WHAT YOU NEED TO DO
Can you copy out the data exactly? Leave the images out.

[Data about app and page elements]
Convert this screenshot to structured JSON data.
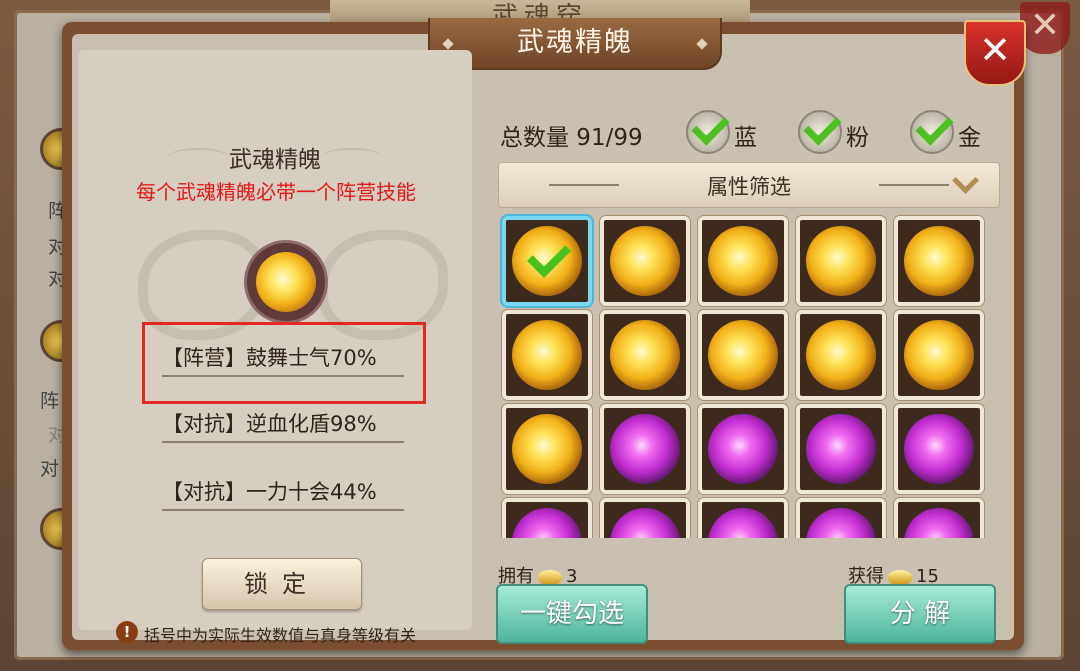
{
  "background": {
    "title": "武魂窍",
    "close_glyph": "✕",
    "left_fragments": [
      "阵",
      "对",
      "对",
      "阵",
      "对",
      "对"
    ]
  },
  "dialog": {
    "title": "武魂精魄",
    "close_glyph": "✕"
  },
  "left": {
    "title": "武魂精魄",
    "note": "每个武魂精魄必带一个阵营技能",
    "attributes": [
      "【阵营】鼓舞士气70%",
      "【对抗】逆血化盾98%",
      "【对抗】一力十会44%"
    ],
    "lock_button": "锁定",
    "info_glyph": "!",
    "info_text": "括号中为实际生效数值与真身等级有关"
  },
  "right": {
    "count_label": "总数量 91/99",
    "filters": [
      {
        "label": "蓝",
        "checked": true
      },
      {
        "label": "粉",
        "checked": true
      },
      {
        "label": "金",
        "checked": true
      }
    ],
    "filter_bar_label": "属性筛选",
    "grid_items": [
      {
        "type": "gold",
        "selected": true
      },
      {
        "type": "gold",
        "selected": false
      },
      {
        "type": "gold",
        "selected": false
      },
      {
        "type": "gold",
        "selected": false
      },
      {
        "type": "gold",
        "selected": false
      },
      {
        "type": "gold",
        "selected": false
      },
      {
        "type": "gold",
        "selected": false
      },
      {
        "type": "gold",
        "selected": false
      },
      {
        "type": "gold",
        "selected": false
      },
      {
        "type": "gold",
        "selected": false
      },
      {
        "type": "gold",
        "selected": false
      },
      {
        "type": "purple",
        "selected": false
      },
      {
        "type": "purple",
        "selected": false
      },
      {
        "type": "purple",
        "selected": false
      },
      {
        "type": "purple",
        "selected": false
      },
      {
        "type": "purple",
        "selected": false
      },
      {
        "type": "purple",
        "selected": false
      },
      {
        "type": "purple",
        "selected": false
      },
      {
        "type": "purple",
        "selected": false
      },
      {
        "type": "purple",
        "selected": false
      }
    ],
    "owned_label": "拥有",
    "owned_value": "3",
    "gain_label": "获得",
    "gain_value": "15",
    "select_all_button": "一键勾选",
    "decompose_button": "分 解"
  }
}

WRITTEN ANSWER
Convert this screenshot to structured JSON data.
{
  "background": {
    "title": "武魂窍",
    "close_glyph": "✕",
    "left_fragments": [
      "阵",
      "对",
      "对",
      "阵",
      "对",
      "对"
    ]
  },
  "dialog": {
    "title": "武魂精魄",
    "close_glyph": "✕"
  },
  "left": {
    "title": "武魂精魄",
    "note": "每个武魂精魄必带一个阵营技能",
    "attributes": [
      "【阵营】鼓舞士气70%",
      "【对抗】逆血化盾98%",
      "【对抗】一力十会44%"
    ],
    "lock_button": "锁定",
    "info_glyph": "!",
    "info_text": "括号中为实际生效数值与真身等级有关"
  },
  "right": {
    "count_label": "总数量 91/99",
    "filters": [
      {
        "label": "蓝",
        "checked": true
      },
      {
        "label": "粉",
        "checked": true
      },
      {
        "label": "金",
        "checked": true
      }
    ],
    "filter_bar_label": "属性筛选",
    "grid_items": [
      {
        "type": "gold",
        "selected": true
      },
      {
        "type": "gold",
        "selected": false
      },
      {
        "type": "gold",
        "selected": false
      },
      {
        "type": "gold",
        "selected": false
      },
      {
        "type": "gold",
        "selected": false
      },
      {
        "type": "gold",
        "selected": false
      },
      {
        "type": "gold",
        "selected": false
      },
      {
        "type": "gold",
        "selected": false
      },
      {
        "type": "gold",
        "selected": false
      },
      {
        "type": "gold",
        "selected": false
      },
      {
        "type": "gold",
        "selected": false
      },
      {
        "type": "purple",
        "selected": false
      },
      {
        "type": "purple",
        "selected": false
      },
      {
        "type": "purple",
        "selected": false
      },
      {
        "type": "purple",
        "selected": false
      },
      {
        "type": "purple",
        "selected": false
      },
      {
        "type": "purple",
        "selected": false
      },
      {
        "type": "purple",
        "selected": false
      },
      {
        "type": "purple",
        "selected": false
      },
      {
        "type": "purple",
        "selected": false
      }
    ],
    "owned_label": "拥有",
    "owned_value": "3",
    "gain_label": "获得",
    "gain_value": "15",
    "select_all_button": "一键勾选",
    "decompose_button": "分 解"
  }
}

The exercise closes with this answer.